Posted 8 months ago in
Sketcher and Part Design are two FreeCAD workbenches that work closely together, typically used to turn 2D geometries into 3D models. In a nutshell, through the Sketcher workbench you create the blueprints of parts that are manipulated through the Part Design workbench.
In this guide, which is part 2 of a series about FreeCAD for beginners, we'll see how to use the Sketcher and Part Design workbenches to create a minimalist pen holder model that you can print with a 3D printer.
Before continuing with this post, it is important that you have FreeCAD installed on your machine, and that you are familiar with how to navigate the interface. You can refer to the first post of this series for more details on how to navigate FreeCAD's user interface.
Step 1: Create a new project, then move to the Part Design workbench
Create a new project, then select the "Part Design" workbench on the workbench selection box.
Step 2: Create a new body, and then create a new Sketch. Choose XY as base plane.
You can use the shortcuts on the left sidebar to create a new body, and then create a new sketch on that body. When creating the sketch, select the XY_Plane.
Step 3: Select the square/rectangle tool, then create a rectangle at the center of the canvas.
Don't worry about the size now, we'll set up constraints in the next step.
Step 4: Select the width constraint, then set the size of 60mm. Select the height constraint, then set the height of 40mm.
Constraints allow you to specify a set of rules that can be applied to points, lines, and angles. For this example, we'll use the width and height constraints to limit the size of the rectangle that serves as base for our model.
Step 5: Select the pad tool and pad to the height of 100mm.
Close the sketch. This will bring you back to the Part Design workbench, automatically. You can then select the pad tool, setting the type to Dimension and the height to 100mm. Click "ok" to confirm.
Step 6: Create a datum plane using the top face of the pad as reference.
Use the "top view" button to make sure you're looking to the object from the top. Select the top face of the pad, then select the "Datum Plane" tool to create a new datum plane using that face as reference. This will serve as base for a new sketch.
Step 7: Create a new sketch based on that datum plane.
Create a new sketch and make sure to select the new DatumPlane as reference.
Step 8: Hide the datum plane by selecting it and hitting the space bar on your keyboard.
Create a rectangle form slightly smaller than the first one, using the constraints of 50mm and 30mm for width and height, respectively.
Step 9: Use the pocket tool to hollow the model.
Close the sketch, and you will be brought back to the Part Design workbench. Then, use the pocket tool instead of pad - this time we want to create a pocket to make the model hollow. Select the "Dimension" type and the length of 80mm.
Step 10: Use the fillet tool to round the edges slightly.
Select one of the faces of the model, then select the "Fillet" tool. Click on the "add ref" button to add all external faces, one by one. Rotate the model and add the other faces. You can use the radios of 1mm for a discrete effect. When you're done, click the "OK" button.
And it is done! If you want to print this model, you can export it through the menu

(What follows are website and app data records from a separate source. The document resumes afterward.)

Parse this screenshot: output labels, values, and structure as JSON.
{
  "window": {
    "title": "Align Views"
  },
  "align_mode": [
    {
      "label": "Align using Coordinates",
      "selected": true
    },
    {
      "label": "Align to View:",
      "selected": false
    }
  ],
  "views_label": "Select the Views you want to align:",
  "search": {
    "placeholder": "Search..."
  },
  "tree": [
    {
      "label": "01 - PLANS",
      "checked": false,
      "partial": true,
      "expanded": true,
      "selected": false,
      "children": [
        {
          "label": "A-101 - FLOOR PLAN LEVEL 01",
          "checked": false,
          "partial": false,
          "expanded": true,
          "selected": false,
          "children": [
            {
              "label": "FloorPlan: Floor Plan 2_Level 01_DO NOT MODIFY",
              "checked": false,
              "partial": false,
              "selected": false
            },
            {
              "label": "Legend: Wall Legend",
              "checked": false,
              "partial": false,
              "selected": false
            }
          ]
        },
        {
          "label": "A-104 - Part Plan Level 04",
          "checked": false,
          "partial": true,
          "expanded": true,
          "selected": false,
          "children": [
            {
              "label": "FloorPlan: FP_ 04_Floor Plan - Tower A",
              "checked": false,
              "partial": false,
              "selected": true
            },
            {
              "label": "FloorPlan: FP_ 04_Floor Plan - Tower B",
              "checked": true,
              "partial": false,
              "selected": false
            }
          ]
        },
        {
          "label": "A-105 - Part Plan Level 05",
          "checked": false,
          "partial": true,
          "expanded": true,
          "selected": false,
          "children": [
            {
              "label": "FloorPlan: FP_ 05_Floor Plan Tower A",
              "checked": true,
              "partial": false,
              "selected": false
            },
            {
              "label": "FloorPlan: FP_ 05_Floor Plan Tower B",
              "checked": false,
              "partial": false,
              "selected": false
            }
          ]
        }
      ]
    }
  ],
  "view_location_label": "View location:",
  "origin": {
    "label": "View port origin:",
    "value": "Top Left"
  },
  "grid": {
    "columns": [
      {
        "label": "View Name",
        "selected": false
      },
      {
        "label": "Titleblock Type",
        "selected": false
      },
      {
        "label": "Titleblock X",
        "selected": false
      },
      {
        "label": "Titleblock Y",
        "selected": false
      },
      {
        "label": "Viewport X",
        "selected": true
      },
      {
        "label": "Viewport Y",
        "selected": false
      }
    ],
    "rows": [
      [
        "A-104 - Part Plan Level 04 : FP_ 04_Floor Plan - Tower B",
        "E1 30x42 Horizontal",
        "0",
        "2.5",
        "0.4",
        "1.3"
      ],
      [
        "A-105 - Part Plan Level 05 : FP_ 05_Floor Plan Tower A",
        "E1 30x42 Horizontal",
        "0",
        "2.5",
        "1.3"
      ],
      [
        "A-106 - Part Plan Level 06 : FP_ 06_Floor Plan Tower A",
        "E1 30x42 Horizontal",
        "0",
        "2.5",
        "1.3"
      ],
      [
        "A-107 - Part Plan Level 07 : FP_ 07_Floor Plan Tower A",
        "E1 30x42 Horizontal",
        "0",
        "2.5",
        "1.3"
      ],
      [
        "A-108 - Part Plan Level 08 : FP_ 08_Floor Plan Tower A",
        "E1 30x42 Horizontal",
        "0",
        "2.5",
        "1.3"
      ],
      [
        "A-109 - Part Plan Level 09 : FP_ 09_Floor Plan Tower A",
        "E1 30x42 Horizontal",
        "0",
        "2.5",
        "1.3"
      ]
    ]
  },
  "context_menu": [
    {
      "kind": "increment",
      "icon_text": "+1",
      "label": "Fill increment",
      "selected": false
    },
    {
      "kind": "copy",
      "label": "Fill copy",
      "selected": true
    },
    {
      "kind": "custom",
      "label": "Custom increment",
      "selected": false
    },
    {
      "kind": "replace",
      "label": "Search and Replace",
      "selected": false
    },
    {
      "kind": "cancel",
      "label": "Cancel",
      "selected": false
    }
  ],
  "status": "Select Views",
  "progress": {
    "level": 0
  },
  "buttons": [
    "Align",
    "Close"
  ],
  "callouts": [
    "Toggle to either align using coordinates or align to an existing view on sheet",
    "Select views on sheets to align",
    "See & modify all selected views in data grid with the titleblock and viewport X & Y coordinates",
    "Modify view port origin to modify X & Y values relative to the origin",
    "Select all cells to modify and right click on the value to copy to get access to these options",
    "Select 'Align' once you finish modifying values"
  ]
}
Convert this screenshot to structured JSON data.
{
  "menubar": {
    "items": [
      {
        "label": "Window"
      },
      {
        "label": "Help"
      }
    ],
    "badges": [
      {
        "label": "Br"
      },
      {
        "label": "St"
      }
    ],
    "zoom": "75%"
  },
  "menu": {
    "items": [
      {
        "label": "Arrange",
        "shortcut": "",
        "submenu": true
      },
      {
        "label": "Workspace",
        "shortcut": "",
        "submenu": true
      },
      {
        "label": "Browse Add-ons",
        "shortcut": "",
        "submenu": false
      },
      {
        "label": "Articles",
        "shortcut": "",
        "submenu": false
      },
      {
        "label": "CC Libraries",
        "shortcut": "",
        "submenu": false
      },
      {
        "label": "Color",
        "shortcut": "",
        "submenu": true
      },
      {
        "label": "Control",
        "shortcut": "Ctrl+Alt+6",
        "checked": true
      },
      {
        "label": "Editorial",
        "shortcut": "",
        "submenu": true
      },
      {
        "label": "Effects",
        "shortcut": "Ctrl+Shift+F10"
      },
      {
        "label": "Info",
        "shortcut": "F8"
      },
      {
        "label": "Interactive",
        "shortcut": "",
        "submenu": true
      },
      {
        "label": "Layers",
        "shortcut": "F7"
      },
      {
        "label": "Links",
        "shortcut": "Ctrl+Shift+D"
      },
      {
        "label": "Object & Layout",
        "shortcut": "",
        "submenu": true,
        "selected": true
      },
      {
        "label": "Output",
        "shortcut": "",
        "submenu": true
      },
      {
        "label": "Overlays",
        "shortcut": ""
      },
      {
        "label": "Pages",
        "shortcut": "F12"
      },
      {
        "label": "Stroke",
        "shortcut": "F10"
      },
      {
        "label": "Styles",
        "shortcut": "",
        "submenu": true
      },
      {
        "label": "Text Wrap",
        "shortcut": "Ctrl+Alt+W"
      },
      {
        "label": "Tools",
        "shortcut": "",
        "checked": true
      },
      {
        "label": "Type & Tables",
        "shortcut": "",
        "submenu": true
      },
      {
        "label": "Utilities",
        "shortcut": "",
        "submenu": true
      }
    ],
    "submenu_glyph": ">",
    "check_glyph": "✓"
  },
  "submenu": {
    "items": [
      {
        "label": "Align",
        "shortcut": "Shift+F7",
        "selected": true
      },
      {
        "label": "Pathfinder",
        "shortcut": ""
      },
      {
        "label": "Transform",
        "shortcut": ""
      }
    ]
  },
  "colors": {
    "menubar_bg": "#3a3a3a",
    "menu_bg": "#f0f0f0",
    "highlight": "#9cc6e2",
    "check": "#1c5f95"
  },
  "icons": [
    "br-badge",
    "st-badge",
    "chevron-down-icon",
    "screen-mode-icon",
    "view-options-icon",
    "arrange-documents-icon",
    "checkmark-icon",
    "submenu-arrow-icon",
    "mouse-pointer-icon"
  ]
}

File -> Export, then choose the STL format. You can then import the STL to a slicer software to get it ready for printing.
This model is functional as is, but we might want to add some details to the sides to make it more attractive. In the next part of this series, we'll add a special touch to the walls of the model using SVG files. Stay tuned!